It’s likely a smart move on the coach’s part, but Nix could probably be a decent player as a freshman if he does not red shirt.


QB Andrew Hendrix

Hendrix also qualifies as a player and recruit flying under the radar as well as he is an extremely talented quarterback with experience in a spread offense. In fact, he’s one of the nation’s best quarterback recruits with a strong arm and multiple weapons.

Ideally, he would probably red shirt like Crist did as a freshman, but Hendrix will likely step up and become the backup quarterback for 2010 and into the future. As long as Crist stays healthy, Kelly should be able to develop Hendrix into a dangerous future leader of the offense.


Western Michigan

There are a couple other nominees, but none probably as bad as the Broncos, a team that struggled in the MAC last year and will likely take a step back next year.

This could realistically be the worst opponent to play inside Notre Dame Stadium in quite some time.



This is obvious, although there are some other games that could be highly entertaining.

Still, the matchup to end the year at the Coliseum could be huge. There are so many story lines already and this could be a monumental game if the Trojans are in the national title hunt and Notre Dame is rolling into L.A. with only a loss or two.


Pittsburgh’s Dion Lewis

A freshman All-American, Lewis will have great receivers but a new quarterback to deal with. Still, this kid is sensational and will be a big part of the Pitt offense. If Notre Dame can slow him, and the Panther running game, they should have a nice shot to beat them.

Michigan State’s Kirk Cousins

He played pretty well last year inside Notre Dame Stadium, until his untimely game-clinching interception was thrown. The Spartans return some really good players on offense and Cousins will have plenty of options when Notre Dame invades East Lansing.

Southern California’s Matt Barkley

Kiffin will probably want to establish a strong running game, but it is likely Barkley will throw the ball a lot more than he did in 2009. While Heisman talk is a little much, Barkley had a very good freshman year and is obviously very talented.

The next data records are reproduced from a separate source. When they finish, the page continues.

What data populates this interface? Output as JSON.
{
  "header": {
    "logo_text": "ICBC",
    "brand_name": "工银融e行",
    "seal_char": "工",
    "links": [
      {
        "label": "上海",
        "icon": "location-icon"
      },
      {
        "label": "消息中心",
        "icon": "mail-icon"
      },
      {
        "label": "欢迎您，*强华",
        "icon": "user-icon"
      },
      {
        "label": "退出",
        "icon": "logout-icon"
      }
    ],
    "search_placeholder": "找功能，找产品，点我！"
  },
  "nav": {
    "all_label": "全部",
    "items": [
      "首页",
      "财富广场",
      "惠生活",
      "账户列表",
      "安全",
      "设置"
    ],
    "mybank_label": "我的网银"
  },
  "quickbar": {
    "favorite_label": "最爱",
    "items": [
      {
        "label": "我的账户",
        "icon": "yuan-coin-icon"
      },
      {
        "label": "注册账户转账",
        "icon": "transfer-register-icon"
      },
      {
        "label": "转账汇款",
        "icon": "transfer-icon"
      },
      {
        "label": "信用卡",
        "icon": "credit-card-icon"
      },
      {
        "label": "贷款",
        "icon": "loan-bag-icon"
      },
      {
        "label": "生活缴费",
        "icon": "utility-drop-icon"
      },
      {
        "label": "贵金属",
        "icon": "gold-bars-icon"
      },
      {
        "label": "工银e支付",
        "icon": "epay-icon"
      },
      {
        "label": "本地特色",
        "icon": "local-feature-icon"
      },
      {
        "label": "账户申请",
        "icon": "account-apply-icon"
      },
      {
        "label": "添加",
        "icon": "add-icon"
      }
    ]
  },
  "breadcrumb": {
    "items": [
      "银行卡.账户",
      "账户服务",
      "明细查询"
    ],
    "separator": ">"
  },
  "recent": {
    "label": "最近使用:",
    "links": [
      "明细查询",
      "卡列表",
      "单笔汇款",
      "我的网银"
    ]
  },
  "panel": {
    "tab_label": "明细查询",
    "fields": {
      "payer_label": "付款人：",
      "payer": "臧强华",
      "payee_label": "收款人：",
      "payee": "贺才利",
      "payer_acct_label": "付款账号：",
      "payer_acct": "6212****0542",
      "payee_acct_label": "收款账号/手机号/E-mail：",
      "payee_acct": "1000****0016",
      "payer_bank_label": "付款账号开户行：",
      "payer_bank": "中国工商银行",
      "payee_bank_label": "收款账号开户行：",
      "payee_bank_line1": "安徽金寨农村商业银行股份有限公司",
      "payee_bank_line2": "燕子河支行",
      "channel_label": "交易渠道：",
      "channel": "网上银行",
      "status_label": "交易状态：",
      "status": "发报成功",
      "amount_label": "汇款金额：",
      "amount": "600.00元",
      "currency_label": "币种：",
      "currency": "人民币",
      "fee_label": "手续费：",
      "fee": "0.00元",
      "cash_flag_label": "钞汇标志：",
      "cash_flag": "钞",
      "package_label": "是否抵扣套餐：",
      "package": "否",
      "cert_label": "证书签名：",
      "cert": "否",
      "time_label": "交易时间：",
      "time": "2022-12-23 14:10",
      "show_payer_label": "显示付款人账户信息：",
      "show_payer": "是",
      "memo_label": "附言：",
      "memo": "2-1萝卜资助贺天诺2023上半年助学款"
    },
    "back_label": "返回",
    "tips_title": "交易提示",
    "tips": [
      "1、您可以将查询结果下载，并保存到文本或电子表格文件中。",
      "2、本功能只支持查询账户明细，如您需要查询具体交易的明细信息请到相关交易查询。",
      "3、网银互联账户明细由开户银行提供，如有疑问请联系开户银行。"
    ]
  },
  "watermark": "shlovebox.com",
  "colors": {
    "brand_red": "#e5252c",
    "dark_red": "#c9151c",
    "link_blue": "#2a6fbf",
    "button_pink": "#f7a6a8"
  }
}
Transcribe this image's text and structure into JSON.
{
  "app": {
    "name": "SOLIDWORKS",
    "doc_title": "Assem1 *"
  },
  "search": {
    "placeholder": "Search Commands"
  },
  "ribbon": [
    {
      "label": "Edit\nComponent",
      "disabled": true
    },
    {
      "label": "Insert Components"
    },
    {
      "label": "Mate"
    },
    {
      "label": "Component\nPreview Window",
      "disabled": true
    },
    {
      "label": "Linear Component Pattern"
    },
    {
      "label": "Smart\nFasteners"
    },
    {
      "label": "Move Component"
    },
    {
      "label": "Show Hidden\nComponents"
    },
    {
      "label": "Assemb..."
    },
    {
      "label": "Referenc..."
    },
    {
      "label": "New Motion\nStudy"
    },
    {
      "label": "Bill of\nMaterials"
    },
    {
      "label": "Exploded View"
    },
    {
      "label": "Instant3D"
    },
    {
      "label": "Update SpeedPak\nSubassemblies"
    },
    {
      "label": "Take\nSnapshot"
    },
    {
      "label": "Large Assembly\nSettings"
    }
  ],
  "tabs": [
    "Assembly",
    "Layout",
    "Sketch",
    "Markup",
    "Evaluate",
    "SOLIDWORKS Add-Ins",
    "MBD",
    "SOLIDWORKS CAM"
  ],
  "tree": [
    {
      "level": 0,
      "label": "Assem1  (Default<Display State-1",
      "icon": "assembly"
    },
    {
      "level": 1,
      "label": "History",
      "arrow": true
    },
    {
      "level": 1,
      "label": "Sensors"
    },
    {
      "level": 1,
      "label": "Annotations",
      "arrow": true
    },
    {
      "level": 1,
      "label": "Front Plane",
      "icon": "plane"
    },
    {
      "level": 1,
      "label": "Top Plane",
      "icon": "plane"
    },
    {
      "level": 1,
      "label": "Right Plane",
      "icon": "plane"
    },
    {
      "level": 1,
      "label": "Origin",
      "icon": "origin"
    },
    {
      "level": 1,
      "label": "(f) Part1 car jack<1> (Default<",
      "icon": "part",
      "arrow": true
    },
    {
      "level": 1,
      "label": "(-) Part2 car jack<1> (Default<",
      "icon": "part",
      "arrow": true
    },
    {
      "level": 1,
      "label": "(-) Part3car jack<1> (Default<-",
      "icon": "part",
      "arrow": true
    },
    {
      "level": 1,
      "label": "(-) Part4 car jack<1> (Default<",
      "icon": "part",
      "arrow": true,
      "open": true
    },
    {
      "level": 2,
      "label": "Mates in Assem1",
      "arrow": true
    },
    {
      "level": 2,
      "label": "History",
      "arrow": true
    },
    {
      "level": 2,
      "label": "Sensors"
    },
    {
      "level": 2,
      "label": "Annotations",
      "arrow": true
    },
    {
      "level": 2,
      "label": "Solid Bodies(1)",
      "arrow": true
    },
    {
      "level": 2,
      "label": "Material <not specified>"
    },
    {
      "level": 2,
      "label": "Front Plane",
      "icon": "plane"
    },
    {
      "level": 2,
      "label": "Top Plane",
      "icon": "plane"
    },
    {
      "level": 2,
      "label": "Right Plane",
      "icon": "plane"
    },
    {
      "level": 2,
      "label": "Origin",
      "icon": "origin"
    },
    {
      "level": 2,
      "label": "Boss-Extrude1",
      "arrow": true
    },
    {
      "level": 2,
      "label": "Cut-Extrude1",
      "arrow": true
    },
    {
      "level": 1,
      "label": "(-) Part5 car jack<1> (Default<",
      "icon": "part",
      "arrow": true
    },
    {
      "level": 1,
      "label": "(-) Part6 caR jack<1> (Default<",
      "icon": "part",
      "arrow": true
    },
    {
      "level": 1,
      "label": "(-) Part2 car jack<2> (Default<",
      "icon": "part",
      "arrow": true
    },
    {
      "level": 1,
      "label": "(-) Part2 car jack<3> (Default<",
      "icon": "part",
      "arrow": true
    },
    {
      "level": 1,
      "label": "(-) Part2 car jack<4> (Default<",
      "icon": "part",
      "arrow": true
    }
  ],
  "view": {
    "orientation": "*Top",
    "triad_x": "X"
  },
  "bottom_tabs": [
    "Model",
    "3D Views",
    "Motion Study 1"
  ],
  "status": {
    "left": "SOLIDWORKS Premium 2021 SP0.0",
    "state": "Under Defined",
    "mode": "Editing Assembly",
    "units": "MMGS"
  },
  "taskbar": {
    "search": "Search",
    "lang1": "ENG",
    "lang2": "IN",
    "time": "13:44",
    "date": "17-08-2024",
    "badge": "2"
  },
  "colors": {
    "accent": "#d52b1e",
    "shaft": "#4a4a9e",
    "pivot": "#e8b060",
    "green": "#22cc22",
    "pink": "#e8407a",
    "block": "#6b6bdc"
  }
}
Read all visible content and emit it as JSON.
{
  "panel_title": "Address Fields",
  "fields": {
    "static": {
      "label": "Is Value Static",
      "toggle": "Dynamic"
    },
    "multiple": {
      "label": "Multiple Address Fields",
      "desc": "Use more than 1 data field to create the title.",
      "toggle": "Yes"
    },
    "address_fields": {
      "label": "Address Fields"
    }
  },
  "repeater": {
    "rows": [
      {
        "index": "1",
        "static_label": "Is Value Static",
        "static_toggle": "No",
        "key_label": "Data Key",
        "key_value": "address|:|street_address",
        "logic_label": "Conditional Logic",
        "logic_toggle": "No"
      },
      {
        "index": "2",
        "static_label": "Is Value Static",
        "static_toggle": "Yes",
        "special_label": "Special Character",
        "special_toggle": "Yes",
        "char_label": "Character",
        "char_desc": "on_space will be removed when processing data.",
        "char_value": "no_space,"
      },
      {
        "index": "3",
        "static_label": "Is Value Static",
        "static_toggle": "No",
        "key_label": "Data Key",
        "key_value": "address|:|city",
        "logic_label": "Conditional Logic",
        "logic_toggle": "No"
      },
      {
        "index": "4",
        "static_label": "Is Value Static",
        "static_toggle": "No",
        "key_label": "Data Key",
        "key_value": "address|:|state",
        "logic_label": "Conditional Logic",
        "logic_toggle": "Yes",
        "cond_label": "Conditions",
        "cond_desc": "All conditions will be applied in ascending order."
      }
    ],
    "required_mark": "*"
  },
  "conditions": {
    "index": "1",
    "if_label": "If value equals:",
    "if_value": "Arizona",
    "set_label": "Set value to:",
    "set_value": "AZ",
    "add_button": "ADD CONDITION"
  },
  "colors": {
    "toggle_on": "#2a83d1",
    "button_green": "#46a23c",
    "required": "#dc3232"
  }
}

He had one of his best games last year against Notre Dame so it is imperative that he gets slowed down this fall.


Joining a Conference

This whole topic is interesting, but there’s too much rumor mongering going on and it is still likely that Notre Dame stays independent.

The NBC Broadcast Team

There are a lot of complaints about the broadcast team, but I think that the biggest thing is that they are too boring and not entertaining enough. Watching the spring game on's feed, the presentation was raw but a million times better than what is offered Saturdays on NBC.

There's something wrong when most fans look forward to Notre Dame playing on ESPN, ABC, or CBS because the broadcast team will be better. For a program that has its own national television contract, this should not be happening.

The Field Conditions

I'm still in the minority on this subject, so let's say we can agree to disagree. Either way, it would be wonderful to see improved field conditions for the upcoming season.


Jack Swarbrick

There’s been plenty of apprehension with the hiring of Swarbick after Kevin White left for Duke, but he has had a tremendous year in 2010.

He’s hired the successful Brian Kelly and has the program looking more toward a 6-5-1 schedule with the possible Miami series and other big games. Swarbrick has also handled the questions on independence fairly well and looks like he’s crafting a way to keep the team close to its traditional roots as a national program.


G Chris Stewart

Stewart is a monster run blocker who uses his immense size to his advantage. With the help of Paul Longo’s strength and conditioning, Stewart could play himself into a quality third or fourth round draft pick.

Or maybe he’ll continue with law school.


C Braxton Cave

Braxton Cave has played a lot of starting center since Kelly took over and he looks like he will be a quality player who anchors the middle in 2010. There will be other much younger lineman who will develop, but Cave is the best one right now without much experience.

Upcoming in part two: The spring's biggest surprise, most likely to overachieve, player with the most pressure, who will become a household name, the top home games to attend and more.